I think it is a stupid term for flesh-and-blood women who merely want the same right to vote as men. JANUARY 25, 1917 Alma and I are making a list of all the mean, nasty words the newspapers use to describe women, and even some of them that are not so nasty but in many ways are just as bad. 29 Here they are: NASTIES freakish unsexed mannish witches succubuses on society (had to look up succubus: a demon in female form, a she-devil) NOT-SO-NASTIES weak silly distractible illogical dependent flighty FEBRUARY 1, 1917 Shocking news!
She seemed pleased about the Latin and drafting. She said she hoped they would begin to introduce life sciences. When the meeting began I was supposed to go to bed, 9 but I came out again in my wrapper and sat in the shadowy curve of our staircase where I can see everything but not be seen. The women talked about what they would do if (1) President Wilson refused to see them and (2) if he saw them but ignored their demand. There was much talk of a vigil and then something they called a picket line.
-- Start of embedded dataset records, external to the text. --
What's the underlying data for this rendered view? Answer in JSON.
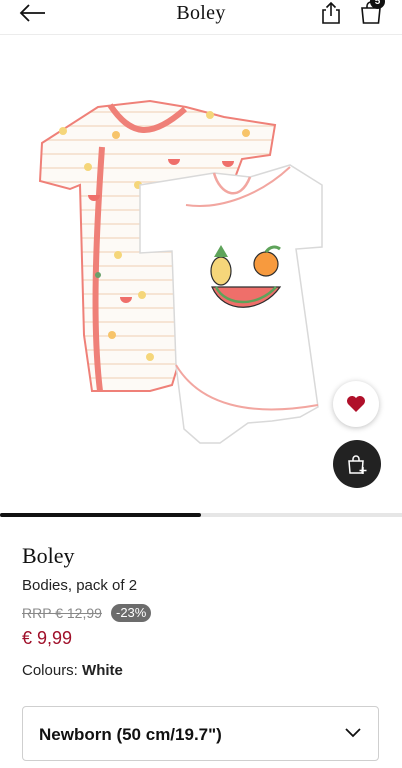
{
  "header": {
    "brand": "Boley",
    "cart_count": "5",
    "icons": [
      "back-arrow-icon",
      "share-icon",
      "shopping-bag-icon"
    ]
  },
  "gallery": {
    "image_subject": "two baby bodysuits with fruit print",
    "progress": 0.5
  },
  "product": {
    "brand": "Boley",
    "name": "Bodies, pack of 2",
    "rrp": "RRP € 12,99",
    "discount": "-23%",
    "price": "€ 9,99",
    "colours_label": "Colours:",
    "colour_value": "White"
  },
  "size": {
    "selected": "Newborn (50 cm/19.7\")"
  },
  "actions": {
    "favorite_icon": "heart-icon",
    "add_to_cart_icon": "bag-plus-icon"
  },
  "colors": {
    "price": "#a0102a",
    "badge": "#6c6c6c",
    "heart": "#b0102a",
    "pink_trim": "#ef8078"
  }
}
And they also wore gloves. I guess it’s easier to pick up wounded bodies that are 38 slippery with blood if you wear gloves. And the ambulances were modern looking — tall boxy vehicles with doors that fold back and big shiny headlights. It would be heaven to drive one. Oh, and I forgot, the women wear ties just like men do! FEBRUARY 9, 1917 I hate Uncle Bayard. I think he is the most narrowminded man I have ever met. Clary has come down with bronchitis. Father is treating her, and Alma and I and of course, Mother and Auntie Claire are all to blame.